Task description – Retype every entry below without altering anything.

(Element data from apps and pages)
• • •

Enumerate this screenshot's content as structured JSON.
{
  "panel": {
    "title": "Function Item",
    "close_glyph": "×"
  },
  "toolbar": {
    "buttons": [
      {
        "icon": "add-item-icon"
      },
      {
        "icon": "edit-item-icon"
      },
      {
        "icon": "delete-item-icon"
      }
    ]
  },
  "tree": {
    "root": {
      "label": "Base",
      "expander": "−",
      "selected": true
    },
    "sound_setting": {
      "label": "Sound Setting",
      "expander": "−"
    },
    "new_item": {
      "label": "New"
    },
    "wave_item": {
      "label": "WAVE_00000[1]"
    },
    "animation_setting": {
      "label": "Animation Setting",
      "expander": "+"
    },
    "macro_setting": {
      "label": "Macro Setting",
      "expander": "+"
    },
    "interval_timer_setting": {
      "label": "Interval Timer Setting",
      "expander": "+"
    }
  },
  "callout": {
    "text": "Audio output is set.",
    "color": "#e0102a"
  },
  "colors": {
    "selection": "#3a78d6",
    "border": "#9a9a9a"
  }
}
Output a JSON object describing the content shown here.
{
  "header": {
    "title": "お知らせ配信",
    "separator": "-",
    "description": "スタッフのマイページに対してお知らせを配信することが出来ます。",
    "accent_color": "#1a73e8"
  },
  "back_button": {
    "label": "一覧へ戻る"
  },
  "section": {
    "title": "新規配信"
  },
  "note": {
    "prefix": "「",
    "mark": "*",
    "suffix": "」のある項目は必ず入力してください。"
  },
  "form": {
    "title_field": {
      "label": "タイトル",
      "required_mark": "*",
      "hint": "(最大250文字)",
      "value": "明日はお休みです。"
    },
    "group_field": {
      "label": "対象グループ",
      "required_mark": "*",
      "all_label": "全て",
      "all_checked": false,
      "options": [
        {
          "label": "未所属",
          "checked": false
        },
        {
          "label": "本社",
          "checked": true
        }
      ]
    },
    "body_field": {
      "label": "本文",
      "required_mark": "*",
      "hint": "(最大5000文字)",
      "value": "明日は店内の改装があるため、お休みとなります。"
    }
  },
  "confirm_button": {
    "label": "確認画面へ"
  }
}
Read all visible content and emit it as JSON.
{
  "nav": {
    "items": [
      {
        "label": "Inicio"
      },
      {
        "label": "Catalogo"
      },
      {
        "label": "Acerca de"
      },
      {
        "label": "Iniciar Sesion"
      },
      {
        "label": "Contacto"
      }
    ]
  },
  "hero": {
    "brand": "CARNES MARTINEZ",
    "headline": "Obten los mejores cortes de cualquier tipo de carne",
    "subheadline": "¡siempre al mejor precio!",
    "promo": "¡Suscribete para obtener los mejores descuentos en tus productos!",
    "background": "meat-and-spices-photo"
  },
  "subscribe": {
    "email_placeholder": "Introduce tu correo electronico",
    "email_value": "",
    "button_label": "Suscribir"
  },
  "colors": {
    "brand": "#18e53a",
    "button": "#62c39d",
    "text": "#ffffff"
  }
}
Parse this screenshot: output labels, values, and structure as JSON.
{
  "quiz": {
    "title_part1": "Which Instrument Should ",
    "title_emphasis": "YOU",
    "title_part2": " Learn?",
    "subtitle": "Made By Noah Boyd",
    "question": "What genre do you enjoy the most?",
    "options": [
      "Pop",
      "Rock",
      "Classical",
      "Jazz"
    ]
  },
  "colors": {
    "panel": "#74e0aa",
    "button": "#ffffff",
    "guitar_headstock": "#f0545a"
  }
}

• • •

Task response –
Enumerate this screenshot's content as structured JSON.
{
  "panel": {
    "title": "Function Item",
    "close_glyph": "×"
  },
  "toolbar": {
    "buttons": [
      {
        "icon": "add-item-icon"
      },
      {
        "icon": "edit-item-icon"
      },
      {
        "icon": "delete-item-icon"
      }
    ]
  },
  "tree": {
    "root": {
      "label": "Base",
      "expander": "−",
      "selected": true
    },
    "sound_setting": {
      "label": "Sound Setting",
      "expander": "−"
    },
    "new_item": {
      "label": "New"
    },
    "wave_item": {
      "label": "WAVE_00000[1]"
    },
    "animation_setting": {
      "label": "Animation Setting",
      "expander": "+"
    },
    "macro_setting": {
      "label": "Macro Setting",
      "expander": "+"
    },
    "interval_timer_setting": {
      "label": "Interval Timer Setting",
      "expander": "+"
    }
  },
  "callout": {
    "text": "Audio output is set.",
    "color": "#e0102a"
  },
  "colors": {
    "selection": "#3a78d6",
    "border": "#9a9a9a"
  }
}
Output a JSON object describing the content shown here.
{
  "header": {
    "title": "お知らせ配信",
    "separator": "-",
    "description": "スタッフのマイページに対してお知らせを配信することが出来ます。",
    "accent_color": "#1a73e8"
  },
  "back_button": {
    "label": "一覧へ戻る"
  },
  "section": {
    "title": "新規配信"
  },
  "note": {
    "prefix": "「",
    "mark": "*",
    "suffix": "」のある項目は必ず入力してください。"
  },
  "form": {
    "title_field": {
      "label": "タイトル",
      "required_mark": "*",
      "hint": "(最大250文字)",
      "value": "明日はお休みです。"
    },
    "group_field": {
      "label": "対象グループ",
      "required_mark": "*",
      "all_label": "全て",
      "all_checked": false,
      "options": [
        {
          "label": "未所属",
          "checked": false
        },
        {
          "label": "本社",
          "checked": true
        }
      ]
    },
    "body_field": {
      "label": "本文",
      "required_mark": "*",
      "hint": "(最大5000文字)",
      "value": "明日は店内の改装があるため、お休みとなります。"
    }
  },
  "confirm_button": {
    "label": "確認画面へ"
  }
}
Read all visible content and emit it as JSON.
{
  "nav": {
    "items": [
      {
        "label": "Inicio"
      },
      {
        "label": "Catalogo"
      },
      {
        "label": "Acerca de"
      },
      {
        "label": "Iniciar Sesion"
      },
      {
        "label": "Contacto"
      }
    ]
  },
  "hero": {
    "brand": "CARNES MARTINEZ",
    "headline": "Obten los mejores cortes de cualquier tipo de carne",
    "subheadline": "¡siempre al mejor precio!",
    "promo": "¡Suscribete para obtener los mejores descuentos en tus productos!",
    "background": "meat-and-spices-photo"
  },
  "subscribe": {
    "email_placeholder": "Introduce tu correo electronico",
    "email_value": "",
    "button_label": "Suscribir"
  },
  "colors": {
    "brand": "#18e53a",
    "button": "#62c39d",
    "text": "#ffffff"
  }
}
Parse this screenshot: output labels, values, and structure as JSON.
{
  "quiz": {
    "title_part1": "Which Instrument Should ",
    "title_emphasis": "YOU",
    "title_part2": " Learn?",
    "subtitle": "Made By Noah Boyd",
    "question": "What genre do you enjoy the most?",
    "options": [
      "Pop",
      "Rock",
      "Classical",
      "Jazz"
    ]
  },
  "colors": {
    "panel": "#74e0aa",
    "button": "#ffffff",
    "guitar_headstock": "#f0545a"
  }
}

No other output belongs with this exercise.